Ongoing supply shortages in pharmacies mean many patients are still finding it difficult to get prescription drugs for chronic conditions
“Understandably, patients are fearful and unsure of the future,” says Advantage Group CEO, Steven Kastrinakis, in explaining how the group has gone about helping its members navigate the COVID-19 pandemic.
“Demand for certain pharmaceutical items have been high, and remain so, for specific items,” he says.
“Even now as we observe a flattening of the curve for new COVID-19 cases, we’re still seeing massive stock shortages.
“Over-the-counter shelves are still empty for specific supplies. Basic painkillers, feminine hygiene products, hand washing products, and asthma puffers just to name a few, are still extremely difficult to get ahold of.
“Pharmacists and their teams are not only having to deal with the legislative and workflow changes surrounding this pandemic, but also the enormous pressure and complaints from the public due to stock shortages, purchase limitations, and the different ways services are being delivered during this unprecedented period.
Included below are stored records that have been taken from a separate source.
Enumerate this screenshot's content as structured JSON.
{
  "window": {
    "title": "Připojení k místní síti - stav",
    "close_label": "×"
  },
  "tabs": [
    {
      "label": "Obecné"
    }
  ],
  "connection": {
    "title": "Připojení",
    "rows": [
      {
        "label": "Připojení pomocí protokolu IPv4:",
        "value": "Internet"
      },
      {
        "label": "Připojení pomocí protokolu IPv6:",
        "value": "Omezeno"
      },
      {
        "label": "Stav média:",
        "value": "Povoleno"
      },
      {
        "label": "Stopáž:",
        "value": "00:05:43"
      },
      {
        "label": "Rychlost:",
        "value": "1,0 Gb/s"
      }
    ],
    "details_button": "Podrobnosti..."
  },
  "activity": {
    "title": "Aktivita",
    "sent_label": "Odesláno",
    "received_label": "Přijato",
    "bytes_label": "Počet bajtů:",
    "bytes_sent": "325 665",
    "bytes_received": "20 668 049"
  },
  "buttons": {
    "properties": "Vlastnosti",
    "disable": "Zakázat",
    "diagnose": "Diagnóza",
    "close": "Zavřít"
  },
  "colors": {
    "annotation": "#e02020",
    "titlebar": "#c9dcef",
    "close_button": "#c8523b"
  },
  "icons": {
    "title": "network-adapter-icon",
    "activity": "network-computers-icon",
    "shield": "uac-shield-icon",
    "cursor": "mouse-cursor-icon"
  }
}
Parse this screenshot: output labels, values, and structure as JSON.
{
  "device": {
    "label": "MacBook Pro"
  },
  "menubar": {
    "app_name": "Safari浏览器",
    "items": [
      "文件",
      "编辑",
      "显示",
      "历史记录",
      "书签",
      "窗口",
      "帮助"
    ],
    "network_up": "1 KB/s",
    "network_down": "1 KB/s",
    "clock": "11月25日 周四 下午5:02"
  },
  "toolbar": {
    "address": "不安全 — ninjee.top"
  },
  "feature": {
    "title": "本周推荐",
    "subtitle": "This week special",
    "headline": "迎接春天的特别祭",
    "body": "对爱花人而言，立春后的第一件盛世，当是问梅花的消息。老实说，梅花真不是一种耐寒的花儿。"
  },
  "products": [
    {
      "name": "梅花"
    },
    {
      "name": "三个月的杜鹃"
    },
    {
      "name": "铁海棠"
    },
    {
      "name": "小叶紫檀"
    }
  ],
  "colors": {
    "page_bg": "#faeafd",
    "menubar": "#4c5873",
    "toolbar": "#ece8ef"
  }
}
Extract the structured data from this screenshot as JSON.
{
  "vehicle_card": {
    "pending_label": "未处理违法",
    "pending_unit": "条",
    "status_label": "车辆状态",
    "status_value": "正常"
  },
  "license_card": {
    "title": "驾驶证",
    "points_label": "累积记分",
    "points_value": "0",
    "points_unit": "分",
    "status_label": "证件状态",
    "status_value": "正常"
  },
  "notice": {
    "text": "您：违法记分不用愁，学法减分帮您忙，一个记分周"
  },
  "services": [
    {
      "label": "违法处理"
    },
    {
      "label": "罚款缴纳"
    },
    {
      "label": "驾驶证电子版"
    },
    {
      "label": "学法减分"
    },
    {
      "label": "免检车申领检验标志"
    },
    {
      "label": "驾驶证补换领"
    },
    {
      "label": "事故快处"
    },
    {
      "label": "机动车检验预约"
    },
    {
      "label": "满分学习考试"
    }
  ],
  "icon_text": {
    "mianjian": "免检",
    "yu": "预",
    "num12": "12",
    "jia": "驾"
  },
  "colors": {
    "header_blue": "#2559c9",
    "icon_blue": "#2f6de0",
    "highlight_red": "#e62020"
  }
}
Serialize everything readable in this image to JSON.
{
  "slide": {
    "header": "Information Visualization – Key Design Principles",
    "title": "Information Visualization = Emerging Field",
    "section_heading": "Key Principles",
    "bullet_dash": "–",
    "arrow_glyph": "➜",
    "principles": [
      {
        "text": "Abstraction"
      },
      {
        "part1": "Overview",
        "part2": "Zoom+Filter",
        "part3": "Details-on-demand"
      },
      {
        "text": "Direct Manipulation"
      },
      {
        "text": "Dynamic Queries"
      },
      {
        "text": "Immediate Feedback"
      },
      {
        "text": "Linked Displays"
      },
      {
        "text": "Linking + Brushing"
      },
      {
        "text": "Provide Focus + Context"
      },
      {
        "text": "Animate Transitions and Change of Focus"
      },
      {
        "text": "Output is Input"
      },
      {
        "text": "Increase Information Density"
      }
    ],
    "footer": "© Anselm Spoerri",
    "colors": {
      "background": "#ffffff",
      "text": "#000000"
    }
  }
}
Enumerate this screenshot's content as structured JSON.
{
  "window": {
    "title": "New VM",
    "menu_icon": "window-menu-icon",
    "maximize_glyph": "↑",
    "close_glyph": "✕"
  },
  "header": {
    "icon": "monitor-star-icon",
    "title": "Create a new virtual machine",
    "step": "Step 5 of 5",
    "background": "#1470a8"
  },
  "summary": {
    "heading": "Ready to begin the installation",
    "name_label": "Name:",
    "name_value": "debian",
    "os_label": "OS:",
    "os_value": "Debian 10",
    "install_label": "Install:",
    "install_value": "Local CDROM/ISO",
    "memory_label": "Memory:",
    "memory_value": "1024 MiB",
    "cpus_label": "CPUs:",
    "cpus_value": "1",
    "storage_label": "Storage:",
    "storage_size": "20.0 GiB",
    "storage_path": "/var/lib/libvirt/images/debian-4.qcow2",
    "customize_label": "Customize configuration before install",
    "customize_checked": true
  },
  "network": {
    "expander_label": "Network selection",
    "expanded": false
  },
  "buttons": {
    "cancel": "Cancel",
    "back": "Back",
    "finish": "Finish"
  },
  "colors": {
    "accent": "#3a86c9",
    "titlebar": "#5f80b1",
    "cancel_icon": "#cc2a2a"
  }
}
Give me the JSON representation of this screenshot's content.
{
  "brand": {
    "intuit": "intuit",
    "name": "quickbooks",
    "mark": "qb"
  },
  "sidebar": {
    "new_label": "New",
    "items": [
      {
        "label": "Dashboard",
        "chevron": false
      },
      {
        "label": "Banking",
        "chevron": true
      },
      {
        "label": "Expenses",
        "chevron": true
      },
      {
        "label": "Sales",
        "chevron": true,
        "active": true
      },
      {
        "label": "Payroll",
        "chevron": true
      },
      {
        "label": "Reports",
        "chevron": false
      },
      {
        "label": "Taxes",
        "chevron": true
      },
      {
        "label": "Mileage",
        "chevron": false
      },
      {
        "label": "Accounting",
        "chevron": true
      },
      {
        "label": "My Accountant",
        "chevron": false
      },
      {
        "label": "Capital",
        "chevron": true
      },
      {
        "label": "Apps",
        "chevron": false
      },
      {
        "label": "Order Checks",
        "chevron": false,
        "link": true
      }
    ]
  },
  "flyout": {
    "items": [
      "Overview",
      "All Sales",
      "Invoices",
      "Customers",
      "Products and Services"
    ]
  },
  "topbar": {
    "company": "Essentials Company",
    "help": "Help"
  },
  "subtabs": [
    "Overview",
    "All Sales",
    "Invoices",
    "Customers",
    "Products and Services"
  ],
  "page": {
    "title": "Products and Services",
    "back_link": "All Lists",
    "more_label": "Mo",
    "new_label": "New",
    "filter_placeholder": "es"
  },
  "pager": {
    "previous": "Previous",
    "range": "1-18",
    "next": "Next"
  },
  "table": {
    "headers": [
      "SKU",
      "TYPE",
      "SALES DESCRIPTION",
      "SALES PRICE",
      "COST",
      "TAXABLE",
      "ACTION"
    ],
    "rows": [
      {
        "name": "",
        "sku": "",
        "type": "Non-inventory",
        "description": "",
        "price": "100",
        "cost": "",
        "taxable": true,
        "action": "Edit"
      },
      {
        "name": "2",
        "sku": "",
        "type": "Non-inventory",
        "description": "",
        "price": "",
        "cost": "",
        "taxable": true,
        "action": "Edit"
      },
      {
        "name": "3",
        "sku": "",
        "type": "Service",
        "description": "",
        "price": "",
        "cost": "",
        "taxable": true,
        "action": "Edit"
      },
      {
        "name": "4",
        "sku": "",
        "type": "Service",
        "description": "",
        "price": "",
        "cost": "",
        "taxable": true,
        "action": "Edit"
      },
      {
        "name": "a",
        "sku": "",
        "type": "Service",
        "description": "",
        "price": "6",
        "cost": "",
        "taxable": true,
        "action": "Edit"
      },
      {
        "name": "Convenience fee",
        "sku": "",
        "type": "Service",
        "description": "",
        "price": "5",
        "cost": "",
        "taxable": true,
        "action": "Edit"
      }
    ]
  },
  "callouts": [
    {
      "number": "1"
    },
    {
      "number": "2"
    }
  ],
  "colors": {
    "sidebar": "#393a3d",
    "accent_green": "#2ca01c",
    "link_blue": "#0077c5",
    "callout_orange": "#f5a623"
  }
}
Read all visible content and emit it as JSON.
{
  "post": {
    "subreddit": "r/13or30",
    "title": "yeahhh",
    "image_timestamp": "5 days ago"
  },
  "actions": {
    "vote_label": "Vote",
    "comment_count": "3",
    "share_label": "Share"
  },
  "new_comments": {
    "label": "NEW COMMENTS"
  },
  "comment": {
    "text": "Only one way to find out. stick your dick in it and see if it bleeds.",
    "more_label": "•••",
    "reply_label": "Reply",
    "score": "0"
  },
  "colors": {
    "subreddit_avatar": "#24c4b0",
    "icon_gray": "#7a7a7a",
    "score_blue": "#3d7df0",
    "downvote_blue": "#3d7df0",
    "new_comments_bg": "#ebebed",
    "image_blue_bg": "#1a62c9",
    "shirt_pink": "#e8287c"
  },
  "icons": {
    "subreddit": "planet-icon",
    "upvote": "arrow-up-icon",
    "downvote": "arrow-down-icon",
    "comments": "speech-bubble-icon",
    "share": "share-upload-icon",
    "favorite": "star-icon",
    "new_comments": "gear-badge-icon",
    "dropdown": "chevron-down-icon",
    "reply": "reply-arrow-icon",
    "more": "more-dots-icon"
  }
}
“Front-line pharmacy teams are dealing with all of these simultaneously on a daily basis and it can take its toll.”
He said that pharmacists are reporting that their teams are “inundated and exhausted,” citing the case of Advantage pharmacist Vy Poon at Galston Village Pharmacy.
Ms Poon had said that early in the COVID-19 crisis, “my team were emotionally and physically drained. We were beside ourselves”.
“I was not sleeping well. My team wasn’t sleeping either. It was hectic in store and I was worrying about how to get stock and supplies in,” she said.
Mr Kastrinakis said that Advantage Pharmacy was working to help its 270 pharmacies in a variety of ways, to help them to provide essential services to patients.
“Australia has never dealt with a pandemic at this scale, and pharmacies being an essential frontline service, must continue to operate and support the community while going through significant operational changes,” he said.
“Pharmacies operating on their own would find it very difficult to keep up with the changes, let alone implement new workflow systems.
“This is where pharmacy banner groups can really support independent pharmacies to enable them to operate at full capacity and maximise their engagements with the community.
“This situation we’re all in right now calls for action. This is the time for the stronger pharmacy groups to emerge and provide pharmacies with clear guidance to be able to manoeuvre the different ways of operating their business in this current environment.
“Pharmacists on the front line need efficient and quick access on what to action and more importantly ‘how’.”
He said that Advantage Group has been actively providing comprehensive support to its independent pharmacies through timely updates of legislative changes, full implementation support to operationalise legislative changes, provision of resources to promote pharmacy services in this current environment, and tailored support at store level facilitated by the Group’s Professional Services Pharmacists.
Collaboration is also key, he said.
“Working collaboratively with business partners, suppliers, and pharmacy members is a key enabler to maintaining stability across the whole supply chain, and inventory management is critical during this period.”
He said Advantage Group utilised the key functionalities from its inventory management system to help pharmacies streamline their ordering processes by creating personalised, individually suggested orders for each pharmacy member based on their forecast.
This helped provide consistency and certainty around supply of medicines in the immediate term, and has further taken pressure off the major wholesales, he said.
He also reported that he had worked closely with Chairman and CEO of Arrotex Pharmaceuticals, Dennis Bastas, to ensure that the data is used to make informed decisions on the appropriate supply of stock into member pharmacies.
“This in turn, ensured that members had access to ethical and OTC lines specific for their local community and that supply was carried out responsibly without the need for members to undertake unnecessary bulk purchasing or panic buying at excessive prices.
“Technology therefore played a big part in helping to ensure stable supply of medicines into pharmacies but most importantly to the patients that need it most.”
Mr Kastrinakis said Advantage’s advice to all pharmacists and their teams around Australia is to “ensure they’re putting their mental and physical health as a priority. No matter how long teams are staying back after hours, there has to be a point at which it stops”.
“Going home to their homes and families and trying to get some wind down time if possible is something we have been advising our pharmacists to do,” he said.
“We’re also suggesting that all signage we’ve distributed are clearly displayed in multiple places around the pharmacy.
“Simple signs indicating that only one month of prescription medication is allowed at a time; not to be alarmed that our staff may be wearing masks and gloves, and signs to say bad behaviour will not be tolerated, all help communicate clearly before customers approach the counter.
“We’ve seen multiple examples of where signage has abated difficulties. We’re seeing patients who are dealing with stress, anxiety, impatience and are maybe not used to the changes in the way the pharmacy operates in these times. Clear communication is even more crucial right now.
“A sense of humour and a smile can go a long way to diffuse some situations too.
“One of our Sydney-based pharmacists jokes to her customers, ‘yes, I have a face mask on, and I’ve never felt prettier!’”